The arms of the three men shake a little as they heave the blue whale vertebrae into place on a metal spine created to display the skeleton of the world's largest mammal.
These next weeks are the culmination of nearly two years of painstaking preservation done by the Royal Ontario Museum.
It also marks a rebirth of sorts for two of the nine whales killed by sea ice in the St. Lawrence Seaway.
The ROM hopes to turn the 2014 tragedy into an opportunity to teach the general public about the health of the oceans and the evolution of the greatest beings living in them.
"Most people, they're probably aware of blue whales but they're not really aware of just how big and how unusual some of their adaptations are," ROM mammalogy technician Jacqueline Miller said. "Whales, in general, have a long history of evolutionary change. We're hoping to bring some of that to the public.
The project got up to speed in the spring of 2014. That's when a team from the ROM began carving up the two 150-tonne carcasses, which had already begun to bloat on the shore. The bones were scraped clean and then immersed in containers of compost for nearly two years to remove the last of the flesh.
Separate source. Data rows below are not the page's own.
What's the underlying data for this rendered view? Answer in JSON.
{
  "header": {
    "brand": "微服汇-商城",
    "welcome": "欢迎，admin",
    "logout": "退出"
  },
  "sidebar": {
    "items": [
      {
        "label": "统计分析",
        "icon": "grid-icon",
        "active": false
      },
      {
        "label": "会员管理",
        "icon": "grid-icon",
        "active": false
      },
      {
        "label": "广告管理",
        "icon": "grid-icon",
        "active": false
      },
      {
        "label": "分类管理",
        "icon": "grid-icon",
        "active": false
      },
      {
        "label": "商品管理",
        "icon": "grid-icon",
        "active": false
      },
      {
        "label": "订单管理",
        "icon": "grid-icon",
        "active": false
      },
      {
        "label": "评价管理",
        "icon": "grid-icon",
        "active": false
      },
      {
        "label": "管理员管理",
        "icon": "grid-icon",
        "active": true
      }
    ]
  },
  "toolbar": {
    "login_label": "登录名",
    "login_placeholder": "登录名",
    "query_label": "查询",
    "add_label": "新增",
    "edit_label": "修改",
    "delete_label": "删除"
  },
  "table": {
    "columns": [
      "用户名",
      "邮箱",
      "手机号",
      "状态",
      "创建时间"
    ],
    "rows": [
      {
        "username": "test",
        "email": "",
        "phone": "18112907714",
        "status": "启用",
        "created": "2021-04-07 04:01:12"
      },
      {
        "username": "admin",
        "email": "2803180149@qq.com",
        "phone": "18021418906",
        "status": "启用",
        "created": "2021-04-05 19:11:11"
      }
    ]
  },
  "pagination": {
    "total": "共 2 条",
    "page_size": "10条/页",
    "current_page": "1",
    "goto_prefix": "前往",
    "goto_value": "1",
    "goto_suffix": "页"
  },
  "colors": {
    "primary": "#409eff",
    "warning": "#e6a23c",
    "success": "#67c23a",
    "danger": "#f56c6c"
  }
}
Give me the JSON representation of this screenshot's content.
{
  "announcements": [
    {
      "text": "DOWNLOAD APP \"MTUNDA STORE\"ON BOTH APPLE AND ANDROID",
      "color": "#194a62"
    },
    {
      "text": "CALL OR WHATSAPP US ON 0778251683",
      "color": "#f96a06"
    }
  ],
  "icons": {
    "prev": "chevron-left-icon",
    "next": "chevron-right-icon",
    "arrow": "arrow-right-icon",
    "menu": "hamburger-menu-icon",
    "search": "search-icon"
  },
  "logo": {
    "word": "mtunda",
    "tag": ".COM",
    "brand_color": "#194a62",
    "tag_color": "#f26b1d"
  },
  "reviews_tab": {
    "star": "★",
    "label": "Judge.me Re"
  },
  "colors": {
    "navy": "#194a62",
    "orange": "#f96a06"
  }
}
The heart of one of the whales has also been preserved. At 180-kilograms it weighs more than two "average" Canadian men.
The exhibit launches March 11.